● **WORK ITEM**
Where the word "Historické" shows up in the entries below, please copy the whole line.

== SOURCE MATERIAL ==

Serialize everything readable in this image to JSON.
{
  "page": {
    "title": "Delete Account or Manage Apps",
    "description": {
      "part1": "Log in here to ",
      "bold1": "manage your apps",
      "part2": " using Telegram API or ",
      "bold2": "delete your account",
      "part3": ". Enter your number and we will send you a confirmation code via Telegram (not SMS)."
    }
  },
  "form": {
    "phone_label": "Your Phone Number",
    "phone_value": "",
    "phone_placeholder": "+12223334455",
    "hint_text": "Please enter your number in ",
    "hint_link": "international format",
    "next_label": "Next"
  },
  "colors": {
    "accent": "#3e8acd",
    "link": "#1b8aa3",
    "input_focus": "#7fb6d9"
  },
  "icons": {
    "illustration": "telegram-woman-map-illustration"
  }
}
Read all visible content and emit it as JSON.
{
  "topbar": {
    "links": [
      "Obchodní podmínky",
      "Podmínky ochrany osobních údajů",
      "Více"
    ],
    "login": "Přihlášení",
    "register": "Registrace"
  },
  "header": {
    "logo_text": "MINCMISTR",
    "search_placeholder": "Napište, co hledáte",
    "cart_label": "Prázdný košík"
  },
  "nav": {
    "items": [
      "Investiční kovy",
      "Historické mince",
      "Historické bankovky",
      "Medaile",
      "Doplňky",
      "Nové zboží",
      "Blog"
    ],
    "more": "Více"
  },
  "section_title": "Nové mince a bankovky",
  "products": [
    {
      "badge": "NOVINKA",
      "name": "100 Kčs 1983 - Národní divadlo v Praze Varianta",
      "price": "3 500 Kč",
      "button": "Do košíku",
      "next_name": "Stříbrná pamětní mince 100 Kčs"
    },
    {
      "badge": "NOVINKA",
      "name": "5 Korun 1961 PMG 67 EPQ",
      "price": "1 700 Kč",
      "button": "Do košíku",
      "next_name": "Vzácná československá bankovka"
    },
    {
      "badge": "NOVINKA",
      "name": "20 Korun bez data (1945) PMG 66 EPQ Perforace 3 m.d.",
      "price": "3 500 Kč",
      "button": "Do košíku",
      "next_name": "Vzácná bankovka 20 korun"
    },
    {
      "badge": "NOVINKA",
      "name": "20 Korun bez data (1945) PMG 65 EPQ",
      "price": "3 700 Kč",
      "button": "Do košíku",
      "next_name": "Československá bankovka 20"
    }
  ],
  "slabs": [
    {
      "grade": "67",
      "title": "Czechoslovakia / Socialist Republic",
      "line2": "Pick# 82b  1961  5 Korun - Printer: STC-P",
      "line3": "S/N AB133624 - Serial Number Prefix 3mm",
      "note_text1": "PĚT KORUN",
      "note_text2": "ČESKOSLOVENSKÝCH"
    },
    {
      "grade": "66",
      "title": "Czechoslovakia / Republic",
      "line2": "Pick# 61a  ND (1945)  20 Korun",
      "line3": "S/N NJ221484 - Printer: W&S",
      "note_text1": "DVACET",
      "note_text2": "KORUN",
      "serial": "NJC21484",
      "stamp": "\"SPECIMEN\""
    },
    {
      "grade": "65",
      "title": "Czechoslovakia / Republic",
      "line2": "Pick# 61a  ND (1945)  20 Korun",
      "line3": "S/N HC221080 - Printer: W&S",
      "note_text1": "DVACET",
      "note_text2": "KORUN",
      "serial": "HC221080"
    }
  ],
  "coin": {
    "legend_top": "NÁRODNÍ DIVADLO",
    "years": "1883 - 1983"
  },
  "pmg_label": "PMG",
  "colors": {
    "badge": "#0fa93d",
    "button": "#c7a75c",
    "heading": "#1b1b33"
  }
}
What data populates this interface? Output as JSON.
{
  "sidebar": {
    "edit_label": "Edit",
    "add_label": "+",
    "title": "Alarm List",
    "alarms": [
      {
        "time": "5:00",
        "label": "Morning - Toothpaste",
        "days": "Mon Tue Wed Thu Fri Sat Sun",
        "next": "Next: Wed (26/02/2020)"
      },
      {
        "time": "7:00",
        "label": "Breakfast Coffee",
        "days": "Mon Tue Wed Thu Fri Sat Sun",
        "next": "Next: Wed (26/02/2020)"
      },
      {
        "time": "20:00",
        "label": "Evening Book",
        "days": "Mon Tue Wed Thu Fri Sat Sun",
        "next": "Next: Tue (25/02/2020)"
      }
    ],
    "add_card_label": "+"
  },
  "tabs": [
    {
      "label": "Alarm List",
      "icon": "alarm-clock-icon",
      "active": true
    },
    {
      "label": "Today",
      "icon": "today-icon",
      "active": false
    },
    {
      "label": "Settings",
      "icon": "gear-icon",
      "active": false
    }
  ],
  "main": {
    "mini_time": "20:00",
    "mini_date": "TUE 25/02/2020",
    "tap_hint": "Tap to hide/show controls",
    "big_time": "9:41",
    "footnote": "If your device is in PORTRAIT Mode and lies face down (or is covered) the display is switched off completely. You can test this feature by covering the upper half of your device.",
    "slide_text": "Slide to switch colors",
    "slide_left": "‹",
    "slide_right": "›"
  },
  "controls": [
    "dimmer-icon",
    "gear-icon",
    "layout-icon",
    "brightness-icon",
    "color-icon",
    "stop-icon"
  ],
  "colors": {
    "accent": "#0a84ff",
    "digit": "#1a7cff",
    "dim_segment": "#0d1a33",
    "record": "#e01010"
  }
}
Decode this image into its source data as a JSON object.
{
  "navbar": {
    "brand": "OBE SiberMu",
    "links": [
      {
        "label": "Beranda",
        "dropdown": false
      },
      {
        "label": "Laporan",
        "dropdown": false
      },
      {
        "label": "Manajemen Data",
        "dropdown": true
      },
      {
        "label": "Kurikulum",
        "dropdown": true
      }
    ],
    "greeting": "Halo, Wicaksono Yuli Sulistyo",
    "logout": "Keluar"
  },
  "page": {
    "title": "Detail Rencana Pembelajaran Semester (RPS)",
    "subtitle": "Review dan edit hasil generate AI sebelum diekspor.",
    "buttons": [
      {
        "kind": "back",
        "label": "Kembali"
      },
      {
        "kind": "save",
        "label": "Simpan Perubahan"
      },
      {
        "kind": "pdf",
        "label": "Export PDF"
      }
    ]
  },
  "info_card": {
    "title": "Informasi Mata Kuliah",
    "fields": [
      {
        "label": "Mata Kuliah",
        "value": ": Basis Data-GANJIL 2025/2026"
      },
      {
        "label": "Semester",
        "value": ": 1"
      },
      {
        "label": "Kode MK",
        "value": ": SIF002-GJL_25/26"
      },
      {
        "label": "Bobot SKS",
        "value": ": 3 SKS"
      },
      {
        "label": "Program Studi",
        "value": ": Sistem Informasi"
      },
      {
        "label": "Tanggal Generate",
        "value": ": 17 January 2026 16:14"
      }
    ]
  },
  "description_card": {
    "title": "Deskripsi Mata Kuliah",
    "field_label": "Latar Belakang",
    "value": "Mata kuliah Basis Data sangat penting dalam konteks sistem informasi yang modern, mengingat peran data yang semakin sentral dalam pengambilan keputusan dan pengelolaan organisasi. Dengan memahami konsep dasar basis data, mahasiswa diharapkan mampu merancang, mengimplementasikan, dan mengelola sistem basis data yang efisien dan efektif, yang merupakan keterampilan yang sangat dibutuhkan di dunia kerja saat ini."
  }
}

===

● **WRITTEN ANSWER**
      "Historické mince",
      "Historické bankovky",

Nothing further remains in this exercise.